• INPUT RECORDS:

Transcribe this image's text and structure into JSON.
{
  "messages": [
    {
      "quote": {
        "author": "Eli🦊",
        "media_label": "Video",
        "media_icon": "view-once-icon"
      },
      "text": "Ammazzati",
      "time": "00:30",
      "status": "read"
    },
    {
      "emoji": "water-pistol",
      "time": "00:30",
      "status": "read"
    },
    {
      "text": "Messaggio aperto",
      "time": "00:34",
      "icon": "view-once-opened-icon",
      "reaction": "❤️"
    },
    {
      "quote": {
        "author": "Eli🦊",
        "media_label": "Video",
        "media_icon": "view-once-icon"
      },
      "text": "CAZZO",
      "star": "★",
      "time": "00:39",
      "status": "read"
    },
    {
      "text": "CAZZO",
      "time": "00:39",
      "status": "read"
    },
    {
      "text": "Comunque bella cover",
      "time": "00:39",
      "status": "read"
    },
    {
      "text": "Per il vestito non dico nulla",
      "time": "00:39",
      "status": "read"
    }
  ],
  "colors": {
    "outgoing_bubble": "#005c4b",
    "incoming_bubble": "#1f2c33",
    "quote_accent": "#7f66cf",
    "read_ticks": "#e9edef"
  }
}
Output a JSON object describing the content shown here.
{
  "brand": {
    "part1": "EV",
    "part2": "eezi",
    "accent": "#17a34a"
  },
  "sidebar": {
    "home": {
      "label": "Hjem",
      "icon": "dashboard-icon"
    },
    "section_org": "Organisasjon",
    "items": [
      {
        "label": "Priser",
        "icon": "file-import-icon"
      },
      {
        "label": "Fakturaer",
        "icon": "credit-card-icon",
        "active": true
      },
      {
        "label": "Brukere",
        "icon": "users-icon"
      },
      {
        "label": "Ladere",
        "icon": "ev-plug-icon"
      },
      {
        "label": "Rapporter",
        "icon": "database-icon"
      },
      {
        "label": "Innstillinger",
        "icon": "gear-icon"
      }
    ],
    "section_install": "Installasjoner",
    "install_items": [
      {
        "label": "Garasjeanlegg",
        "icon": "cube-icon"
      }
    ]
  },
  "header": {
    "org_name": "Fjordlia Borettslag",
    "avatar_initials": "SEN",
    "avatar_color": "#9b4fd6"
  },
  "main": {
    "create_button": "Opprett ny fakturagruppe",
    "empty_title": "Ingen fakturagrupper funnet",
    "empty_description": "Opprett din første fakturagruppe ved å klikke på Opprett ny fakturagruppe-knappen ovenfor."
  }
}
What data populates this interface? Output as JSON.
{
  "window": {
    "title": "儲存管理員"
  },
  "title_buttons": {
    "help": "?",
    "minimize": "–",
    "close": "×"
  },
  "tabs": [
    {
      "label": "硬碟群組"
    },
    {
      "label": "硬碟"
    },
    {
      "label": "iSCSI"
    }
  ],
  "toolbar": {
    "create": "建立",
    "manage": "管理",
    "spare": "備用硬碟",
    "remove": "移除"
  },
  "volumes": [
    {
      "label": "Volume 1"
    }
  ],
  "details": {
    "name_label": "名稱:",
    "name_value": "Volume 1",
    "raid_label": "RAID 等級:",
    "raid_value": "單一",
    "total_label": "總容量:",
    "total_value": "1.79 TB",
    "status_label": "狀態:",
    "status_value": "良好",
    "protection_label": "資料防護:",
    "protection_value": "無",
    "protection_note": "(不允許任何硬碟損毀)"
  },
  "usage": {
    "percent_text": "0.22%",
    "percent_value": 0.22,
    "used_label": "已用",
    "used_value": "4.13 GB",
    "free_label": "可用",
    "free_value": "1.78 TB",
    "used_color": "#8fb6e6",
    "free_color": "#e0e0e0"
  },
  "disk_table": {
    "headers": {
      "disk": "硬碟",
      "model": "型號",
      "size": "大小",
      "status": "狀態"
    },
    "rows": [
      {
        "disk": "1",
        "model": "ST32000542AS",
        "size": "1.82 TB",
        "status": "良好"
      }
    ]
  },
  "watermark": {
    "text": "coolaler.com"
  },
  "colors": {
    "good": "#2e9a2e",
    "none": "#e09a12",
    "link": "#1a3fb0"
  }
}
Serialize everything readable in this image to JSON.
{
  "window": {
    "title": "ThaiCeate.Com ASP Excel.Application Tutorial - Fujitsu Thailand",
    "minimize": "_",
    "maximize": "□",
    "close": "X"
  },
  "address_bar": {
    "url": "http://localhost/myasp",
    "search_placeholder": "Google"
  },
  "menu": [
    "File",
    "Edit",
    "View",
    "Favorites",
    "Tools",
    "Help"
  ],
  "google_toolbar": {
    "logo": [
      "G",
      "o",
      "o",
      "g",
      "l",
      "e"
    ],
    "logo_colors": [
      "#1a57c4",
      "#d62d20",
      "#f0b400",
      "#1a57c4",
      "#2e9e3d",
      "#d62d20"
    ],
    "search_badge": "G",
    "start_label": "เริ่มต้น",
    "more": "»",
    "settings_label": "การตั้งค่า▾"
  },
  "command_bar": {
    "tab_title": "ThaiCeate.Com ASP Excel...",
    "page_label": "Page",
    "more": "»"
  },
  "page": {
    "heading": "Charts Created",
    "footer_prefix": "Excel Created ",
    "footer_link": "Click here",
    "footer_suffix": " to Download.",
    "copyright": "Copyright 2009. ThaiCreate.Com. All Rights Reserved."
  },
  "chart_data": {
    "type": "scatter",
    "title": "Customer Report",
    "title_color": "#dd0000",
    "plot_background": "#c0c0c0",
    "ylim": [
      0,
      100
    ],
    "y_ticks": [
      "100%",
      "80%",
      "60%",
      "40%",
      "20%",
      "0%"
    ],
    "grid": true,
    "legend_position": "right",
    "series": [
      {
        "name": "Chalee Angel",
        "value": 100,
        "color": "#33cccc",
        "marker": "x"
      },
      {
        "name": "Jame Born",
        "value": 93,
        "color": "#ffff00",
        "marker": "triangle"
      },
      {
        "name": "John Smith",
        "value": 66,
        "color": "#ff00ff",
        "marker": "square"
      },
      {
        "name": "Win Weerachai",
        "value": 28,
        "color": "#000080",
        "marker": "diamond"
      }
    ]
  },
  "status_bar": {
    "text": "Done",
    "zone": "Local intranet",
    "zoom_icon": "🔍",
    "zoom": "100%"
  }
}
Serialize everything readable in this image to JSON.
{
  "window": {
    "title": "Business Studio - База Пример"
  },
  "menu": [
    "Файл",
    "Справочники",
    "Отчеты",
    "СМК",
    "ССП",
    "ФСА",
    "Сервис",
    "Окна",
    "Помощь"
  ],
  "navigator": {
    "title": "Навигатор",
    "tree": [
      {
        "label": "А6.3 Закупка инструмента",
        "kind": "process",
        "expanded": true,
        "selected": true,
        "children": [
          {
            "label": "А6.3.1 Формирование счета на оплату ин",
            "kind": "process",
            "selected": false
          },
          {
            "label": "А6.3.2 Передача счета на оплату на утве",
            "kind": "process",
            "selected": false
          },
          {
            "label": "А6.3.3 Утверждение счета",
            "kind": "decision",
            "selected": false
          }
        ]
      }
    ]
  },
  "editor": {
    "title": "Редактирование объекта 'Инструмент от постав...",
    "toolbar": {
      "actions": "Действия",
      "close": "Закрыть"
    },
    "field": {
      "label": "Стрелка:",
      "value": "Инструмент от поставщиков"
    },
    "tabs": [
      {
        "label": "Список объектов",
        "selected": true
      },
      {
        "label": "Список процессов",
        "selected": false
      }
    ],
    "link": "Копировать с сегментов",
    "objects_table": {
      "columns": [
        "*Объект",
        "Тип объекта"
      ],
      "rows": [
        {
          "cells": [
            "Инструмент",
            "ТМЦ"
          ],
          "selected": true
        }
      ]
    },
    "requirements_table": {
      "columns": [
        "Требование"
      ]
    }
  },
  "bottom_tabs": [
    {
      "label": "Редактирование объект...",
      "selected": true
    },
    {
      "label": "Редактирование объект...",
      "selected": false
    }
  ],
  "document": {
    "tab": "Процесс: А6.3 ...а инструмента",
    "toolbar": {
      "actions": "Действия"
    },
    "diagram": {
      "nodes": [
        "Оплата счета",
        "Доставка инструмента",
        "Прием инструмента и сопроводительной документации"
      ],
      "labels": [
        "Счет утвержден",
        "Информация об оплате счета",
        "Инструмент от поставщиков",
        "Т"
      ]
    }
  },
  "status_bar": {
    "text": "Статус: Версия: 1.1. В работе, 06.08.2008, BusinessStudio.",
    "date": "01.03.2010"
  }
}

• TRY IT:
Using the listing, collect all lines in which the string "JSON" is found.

• TASK RESULT:
Transcribe this image's text and structure into JSON.
Output a JSON object describing the content shown here.
What data populates this interface? Output as JSON.
Serialize everything readable in this image to JSON.
Serialize everything readable in this image to JSON.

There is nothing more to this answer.